-- DATA SHOWN --
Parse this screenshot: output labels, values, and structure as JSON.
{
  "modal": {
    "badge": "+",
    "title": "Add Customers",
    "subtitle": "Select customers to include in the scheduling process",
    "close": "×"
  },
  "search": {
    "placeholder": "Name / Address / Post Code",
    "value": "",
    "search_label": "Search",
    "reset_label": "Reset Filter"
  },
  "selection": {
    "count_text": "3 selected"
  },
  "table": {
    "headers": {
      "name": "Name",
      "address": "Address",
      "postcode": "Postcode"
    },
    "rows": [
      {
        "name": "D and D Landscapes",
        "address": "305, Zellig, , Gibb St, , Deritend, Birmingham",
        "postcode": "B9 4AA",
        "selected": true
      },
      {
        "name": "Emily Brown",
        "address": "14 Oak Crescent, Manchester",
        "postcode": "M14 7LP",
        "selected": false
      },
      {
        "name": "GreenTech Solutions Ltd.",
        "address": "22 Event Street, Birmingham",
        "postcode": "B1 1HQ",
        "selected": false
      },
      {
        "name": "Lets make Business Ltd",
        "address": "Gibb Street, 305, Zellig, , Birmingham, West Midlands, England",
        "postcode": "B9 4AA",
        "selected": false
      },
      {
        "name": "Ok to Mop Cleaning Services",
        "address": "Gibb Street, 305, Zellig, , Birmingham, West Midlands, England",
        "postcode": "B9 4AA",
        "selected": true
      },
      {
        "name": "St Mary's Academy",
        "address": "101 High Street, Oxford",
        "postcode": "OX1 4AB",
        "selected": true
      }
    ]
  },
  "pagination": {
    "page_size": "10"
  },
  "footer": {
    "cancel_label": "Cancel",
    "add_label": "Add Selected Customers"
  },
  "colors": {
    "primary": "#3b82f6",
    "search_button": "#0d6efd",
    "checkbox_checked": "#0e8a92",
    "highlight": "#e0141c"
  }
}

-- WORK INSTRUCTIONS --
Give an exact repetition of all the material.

-- RESPONSE --
Parse this screenshot: output labels, values, and structure as JSON.
{
  "modal": {
    "badge": "+",
    "title": "Add Customers",
    "subtitle": "Select customers to include in the scheduling process",
    "close": "×"
  },
  "search": {
    "placeholder": "Name / Address / Post Code",
    "value": "",
    "search_label": "Search",
    "reset_label": "Reset Filter"
  },
  "selection": {
    "count_text": "3 selected"
  },
  "table": {
    "headers": {
      "name": "Name",
      "address": "Address",
      "postcode": "Postcode"
    },
    "rows": [
      {
        "name": "D and D Landscapes",
        "address": "305, Zellig, , Gibb St, , Deritend, Birmingham",
        "postcode": "B9 4AA",
        "selected": true
      },
      {
        "name": "Emily Brown",
        "address": "14 Oak Crescent, Manchester",
        "postcode": "M14 7LP",
        "selected": false
      },
      {
        "name": "GreenTech Solutions Ltd.",
        "address": "22 Event Street, Birmingham",
        "postcode": "B1 1HQ",
        "selected": false
      },
      {
        "name": "Lets make Business Ltd",
        "address": "Gibb Street, 305, Zellig, , Birmingham, West Midlands, England",
        "postcode": "B9 4AA",
        "selected": false
      },
      {
        "name": "Ok to Mop Cleaning Services",
        "address": "Gibb Street, 305, Zellig, , Birmingham, West Midlands, England",
        "postcode": "B9 4AA",
        "selected": true
      },
      {
        "name": "St Mary's Academy",
        "address": "101 High Street, Oxford",
        "postcode": "OX1 4AB",
        "selected": true
      }
    ]
  },
  "pagination": {
    "page_size": "10"
  },
  "footer": {
    "cancel_label": "Cancel",
    "add_label": "Add Selected Customers"
  },
  "colors": {
    "primary": "#3b82f6",
    "search_button": "#0d6efd",
    "checkbox_checked": "#0e8a92",
    "highlight": "#e0141c"
  }
}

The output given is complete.